FYI, up front, this post is not about flowers. It is about content and form in art-making, conversation, and relationship. It’s about the connection of human essence and identity to the fundamental, structural realities aesthetic forms demand. It’s about the challenge of creating art wherein form and content create a unity of power and affect. And perhaps, it about why I secretly churn when joy over rich content obliterates the discussion of that richness delivered in middling form.
In an age of rising global concern over injustice, poverty, hunger, homelessness, and emergency responses to tsunamis, tornadoes, and political upheaval, the old Chinese Proverb (that I would love to have some real history on) seems a bit ludicrous, especially if you take it in an old-fashioned literal sense, as if it’s a levitical law. I’ve seen this proverb at least three ways.
- When you have only two pennies left in the world, buy a loaf of bread with one, and a lily with the other.
- If you have two pennies, spend one on bread to give you life, and one on a flower to give meaning to your life. —
- If you have two pennies, spend one on bread and the other on a flower. The bread will sustain life. The flower will give you a reason to live.
Sound like anybody you know?
Stay with me here: this came to mind this morning while reflecting on the importance of the “how” of a thing. It’s a personal thing, I know: read about us INFP’s (Myers-Briggs again), and you’ll discover that often, to us, the answer to the question at hand is far less important than the tone and atmosphere of the interactions taking place–in other words, the “how” of the conversation is just as important as the “what.” Equally important. Sometimes more so.
For me, content=what, form=how. Art happens when the two come together in skillful, multi-layered fashion. Some artists begin with the “what” (the bread, the idea, the content), and then struggle with the “how” that actual materials demand, be they words, play structures, or pigments. Others begin with the “how” (the flower, the paints, the colors, the lines and shapes), manipulating them on a path of discovery that leads to ideas and content–the what–in a process that becomes so unified that it’s nearly impossible to tell where the how ends and the what begins.

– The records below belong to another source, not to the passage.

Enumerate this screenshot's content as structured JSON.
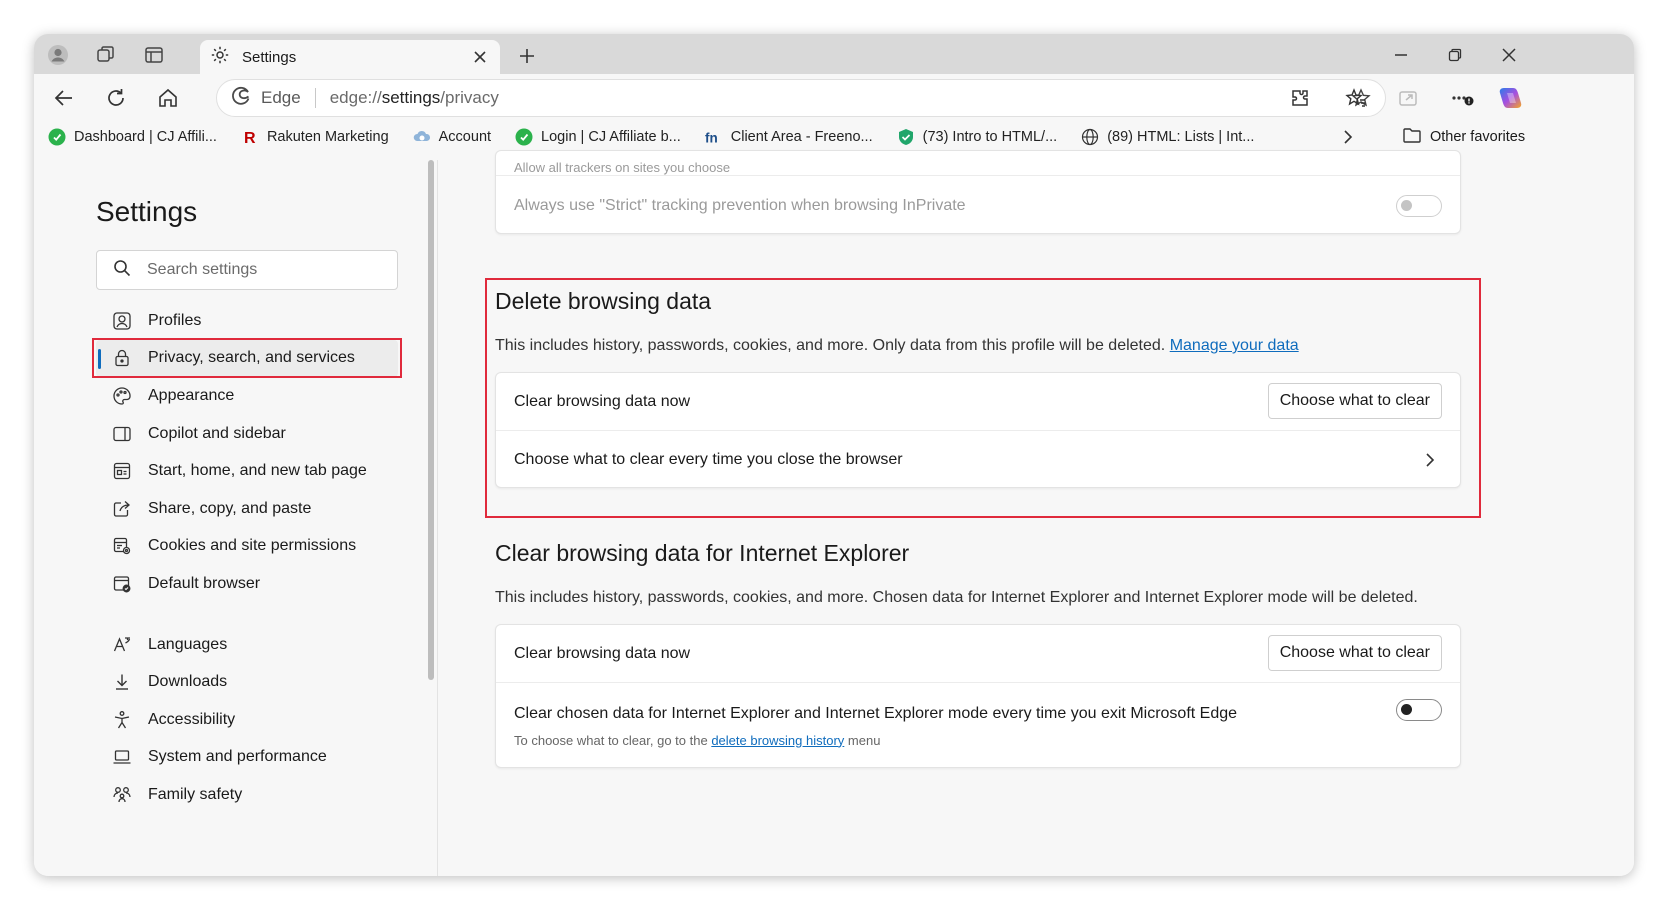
{
  "tab": {
    "title": "Settings"
  },
  "omnibox": {
    "brand": "Edge",
    "url_prefix": "edge://",
    "url_host": "settings",
    "url_path": "/privacy"
  },
  "favorites": {
    "items": [
      {
        "label": "Dashboard | CJ Affili..."
      },
      {
        "label": "Rakuten Marketing"
      },
      {
        "label": "Account"
      },
      {
        "label": "Login | CJ Affiliate b..."
      },
      {
        "label": "Client Area - Freeno..."
      },
      {
        "label": "(73) Intro to HTML/..."
      },
      {
        "label": "(89) HTML: Lists | Int..."
      }
    ],
    "other": "Other favorites"
  },
  "sidebar": {
    "title": "Settings",
    "search_placeholder": "Search settings",
    "items": [
      {
        "label": "Profiles"
      },
      {
        "label": "Privacy, search, and services"
      },
      {
        "label": "Appearance"
      },
      {
        "label": "Copilot and sidebar"
      },
      {
        "label": "Start, home, and new tab page"
      },
      {
        "label": "Share, copy, and paste"
      },
      {
        "label": "Cookies and site permissions"
      },
      {
        "label": "Default browser"
      },
      {
        "label": "Languages"
      },
      {
        "label": "Downloads"
      },
      {
        "label": "Accessibility"
      },
      {
        "label": "System and performance"
      },
      {
        "label": "Family safety"
      }
    ]
  },
  "tracking": {
    "partial_text": "Allow all trackers on sites you choose",
    "strict_label": "Always use \"Strict\" tracking prevention when browsing InPrivate"
  },
  "delete_data": {
    "heading": "Delete browsing data",
    "description": "This includes history, passwords, cookies, and more. Only data from this profile will be deleted.",
    "manage_link": "Manage your data",
    "clear_now_label": "Clear browsing data now",
    "choose_button": "Choose what to clear",
    "on_close_label": "Choose what to clear every time you close the browser"
  },
  "ie_data": {
    "heading": "Clear browsing data for Internet Explorer",
    "description": "This includes history, passwords, cookies, and more. Chosen data for Internet Explorer and Internet Explorer mode will be deleted.",
    "clear_now_label": "Clear browsing data now",
    "choose_button": "Choose what to clear",
    "exit_label": "Clear chosen data for Internet Explorer and Internet Explorer mode every time you exit Microsoft Edge",
    "hint_prefix": "To choose what to clear, go to the",
    "hint_link": "delete browsing history",
    "hint_suffix": "menu"
  },
  "colors": {
    "accent": "#0f6cbd",
    "highlight": "#e02a3c"
  }
}
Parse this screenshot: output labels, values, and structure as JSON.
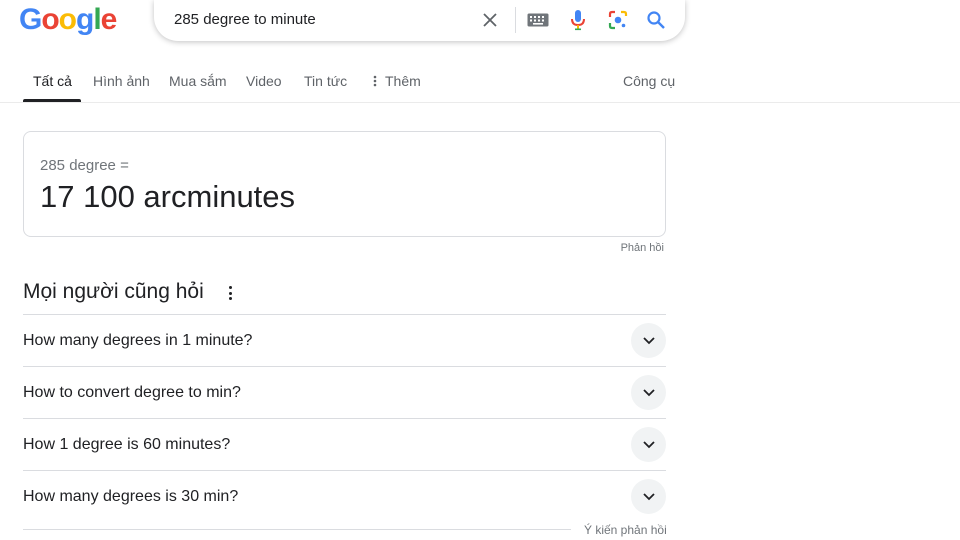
{
  "logo": {
    "letters": [
      "G",
      "o",
      "o",
      "g",
      "l",
      "e"
    ],
    "colors": [
      "#4285F4",
      "#EA4335",
      "#FBBC05",
      "#4285F4",
      "#34A853",
      "#EA4335"
    ]
  },
  "search": {
    "query": "285 degree to minute"
  },
  "icons": {
    "clear": "close-icon",
    "keyboard": "keyboard-icon",
    "mic": "mic-icon",
    "lens": "lens-icon",
    "search": "search-icon",
    "more": "more-vert-icon",
    "chevron": "chevron-down-icon"
  },
  "tabs": [
    {
      "label": "Tất cả"
    },
    {
      "label": "Hình ảnh"
    },
    {
      "label": "Mua sắm"
    },
    {
      "label": "Video"
    },
    {
      "label": "Tin tức"
    },
    {
      "label": "Thêm"
    }
  ],
  "tools_label": "Công cụ",
  "converter": {
    "input": "285 degree =",
    "result": "17 100 arcminutes",
    "feedback": "Phản hồi"
  },
  "people_also_ask": {
    "title": "Mọi người cũng hỏi",
    "questions": [
      "How many degrees in 1 minute?",
      "How to convert degree to min?",
      "How 1 degree is 60 minutes?",
      "How many degrees is 30 min?"
    ],
    "feedback": "Ý kiến phản hồi"
  }
}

I like the first rendition of the quote above: When you only have two pennies left in the world…speaks of essence, foundations, fundamentals of being human. At the end of things, in final breaths, in desperate, nail-biting times, we are content and form, mostly broken in both places, often trying to dance our fading hearts and meanings on sore and bleeding feet. But if you give me salve for my feet and warn me that I must give up dancing, you show little understanding of my me-ness. My dance-ness.
When in the theatre, I often thrill at messages given, and shake my head at forms they come in. Truly, I am as interested in forms as I am messages. Sometimes–and here I confess my heretical nature–I think I might just as soon see a questionable message in strong form as a good message in lousy form. Even as I type those words, I balk at them a bit, and know I’m not 100% serious about it, because bad ideas delivered in beauty can wreck and destroy. On the other hand, and we all know this, ideas of the “good” delivered poorly often change lives for the better. God’s arrival via bad art is an everyday occurrence. How many passionate artists are honest enough to say they wish that wasn’t true.
Here’s the rub: “hows” are hard. Great delivery of “hows” is very hard. Isn’t a good “what” enough? To mean well, to speak life-giving ideas, to even garner praise from people who, because of culture, education, and preference, have a hard time telling one “how” from another…isn’t that enough? After all, as I’ve mentioned, good gets done either way, doesn’t it?
There are more things in heaven and earth, though, than we dream of. Shakespeare’s tipping of the hat to the mystery of how sacrifice and beauty work on us as we pursue them is profound. We long to know the good, even the best ways of living, and as artists, we seek to express, communicate, inspire, and compel. To do it, we have to grapple hard and long with ways of doing things, with material, with forms and structures. We hammer and stretch, build and wreck, thrill and strain under heavy lifting, and all the while, as we long for the great moment of aesthetic unity in which artistic power engulfs an audience, transformation is already engulfing us.
Bread and flower, destination and journey, flesh and spirit.
Content and form.
The -ness of the human lies in these unities, and the soulful physical labor to bring these tensions into a taut and graceful dance is the birthplace–not of great meaning alone nor great form alone–but of that which we call great art.
The night of theatre that changed my life? One in which I did not understand one word spoken.
But, oh, did I get it.
I’ll take the bread and the flower…